“Social media has certainly exacerbated things. The discourse has deteriorated. There’s so much name-calling and polarising, much of it anonymous.”
Is it easier to dehumanise imagined enemies online? “Yes, that’s a large part of it. Plus people can choose their news sources and find websites where there are others of a similar world view and they can get affirmation.”
Yet Moses thinks existing legal safeguards against hate speech are adequate and says the NZ Jewish Council doesn’t favour tougher laws.
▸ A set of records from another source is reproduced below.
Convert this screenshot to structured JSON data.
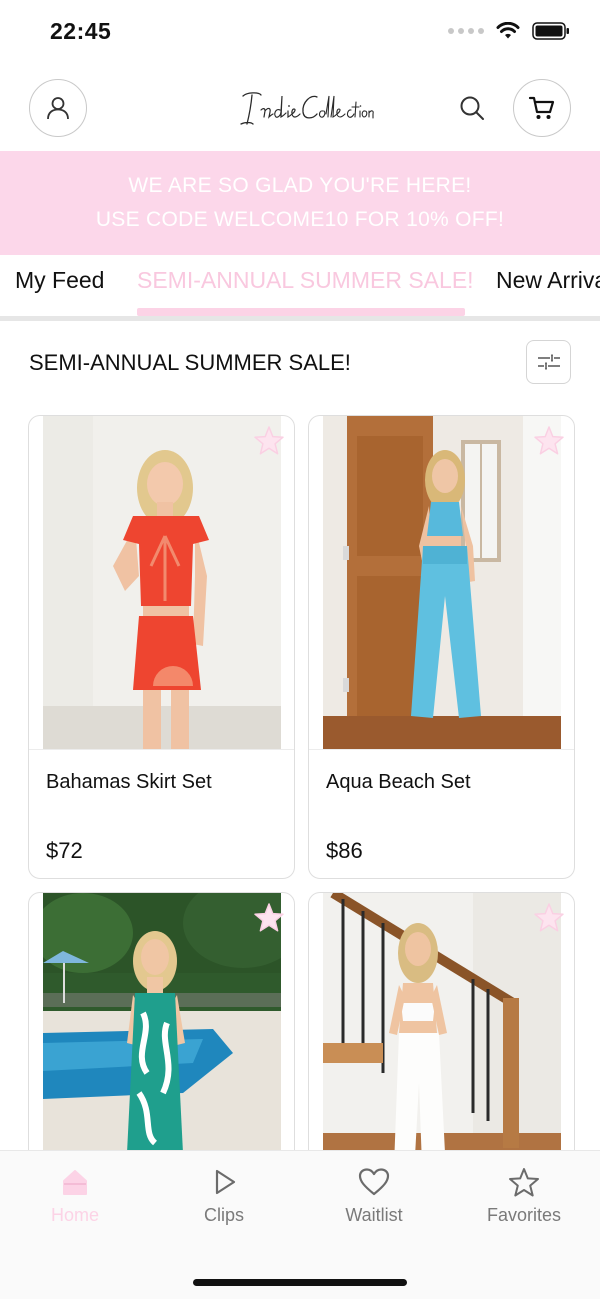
{
  "status_bar": {
    "time": "22:45"
  },
  "header": {
    "logo_text": "Indie Collection"
  },
  "promo": {
    "line1": "WE ARE SO GLAD YOU'RE HERE!",
    "line2": "USE CODE WELCOME10 FOR 10% OFF!"
  },
  "tabs": {
    "items": [
      {
        "label": "My Feed"
      },
      {
        "label": "SEMI-ANNUAL SUMMER SALE!",
        "active": true
      },
      {
        "label": "New Arrivals"
      }
    ]
  },
  "section": {
    "title": "SEMI-ANNUAL SUMMER SALE!"
  },
  "products": [
    {
      "name": "Bahamas Skirt Set",
      "price": "$72"
    },
    {
      "name": "Aqua Beach Set",
      "price": "$86"
    },
    {
      "name": "",
      "price": ""
    },
    {
      "name": "",
      "price": ""
    }
  ],
  "bottom_nav": {
    "items": [
      {
        "label": "Home",
        "icon": "home-icon",
        "active": true
      },
      {
        "label": "Clips",
        "icon": "play-icon"
      },
      {
        "label": "Waitlist",
        "icon": "heart-icon"
      },
      {
        "label": "Favorites",
        "icon": "star-icon"
      }
    ]
  },
  "colors": {
    "accent_pink": "#fcd7ea",
    "active_tab_text": "#f9c8df",
    "text": "#111111",
    "muted": "#7a7a7a"
  }
}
It does, however, support proposals for police to gather statistics on the incidence of hate crime.
Where does she think the balance lies between hate speech and legitimate freedom of expression? “That’s the million-dollar question, isn’t it? That’s partly why we would oppose a change in the law, because everybody has a different definition of what hate speech is.
“The best way to challenge hate speech is through debate and discussion in the marketplace of ideas. And to do that you need to get things out in the open.”
Mehpara Khan, too, knows what it feels like to be targeted as a member of a religious minority. Khan, a Muslim, had stopped at a public toilet in Huntly with friends last year when she was attacked by a woman who hurled abuse, threw cans of beer at her and tried to punch her.
She had the presence of mind to record the attack on her cellphone and posted it online, showing her assailant calling Khan and her friends “f---ing Muslim bitches” and telling them to “get out of my patch”. Police used the video to identify the offender, a 27-year-old woman who subsequently pleaded guilty to two charges of assault and one of insulting behaviour.
The court heard she was drunk at the time and didn’t remember the incident. She was sentenced to 12 months’ supervision.
Khan, who works in corporate communications, was wearing a hijab at the time so was instantly identifiable as a Muslim. Did she consider it a hate crime?
“On paper, when you look up what a hate crime is, you can compare it to what happened and say, ‘Oh yeah, that looks and feels and sounds like a hate crime’, but to my mind, a hate crime looks and feels a bit more premeditated.
“It was definitely fuelled by prejudice, definitely fuelled by some racial or Islamophobic undercurrent, but I don’t think you could call it a hate crime.”
It wasn’t the first time Khan had been targeted. She has been told to go back where she came from (although she’s New Zealand-born), and was once confronted in a McDonald’s outlet by a man who began screaming at her about Israel and Palestine.
“After that incident, I decided that if anything like that happened again, I wasn’t just going to stand there and do nothing. When things like this happen to you, it takes a little bit of your power away. It makes you feel like a victim, and that didn’t sit very well with me.”
Was she happy with the outcome of the Huntly incident?
“I’m a really strong believer in restorative justice, so I would really have liked to see her [the offender] get a bit more help and rehabilitation. I think that with crimes like these, there needs to be dialogue – a chance to sit down and have a conversation, to confront your prejudices.”
Khan sees merit in creating new hate-crime legislation, “simply because it gives us a framework in which we can operate. Although I didn’t necessarily deem this a hate crime, I think there’s an unwillingness to admit that’s what it was. It’s an easier pill to swallow if you say ‘I was assaulted’ rather than ‘I was the victim of a hate crime’.”
Asked whether she thinks New Zealand is a tolerant society, she hesitates for a long time.
“That’s a really hard question for me to answer. When what happened to me went public, there was a lot of outrage and I received a lot of public support. For a lot of people it came as a shock, which for me signifies that it’s not a reality for a lot of people.
“That to me signifies hope. On the whole, we’re doing all right, but … it all depends on who you talk to and what community they come from.
“It’s challenging. There’s no easy answer.”
This article was first published in the July 21, 2018 issue of the New Zealand Listener.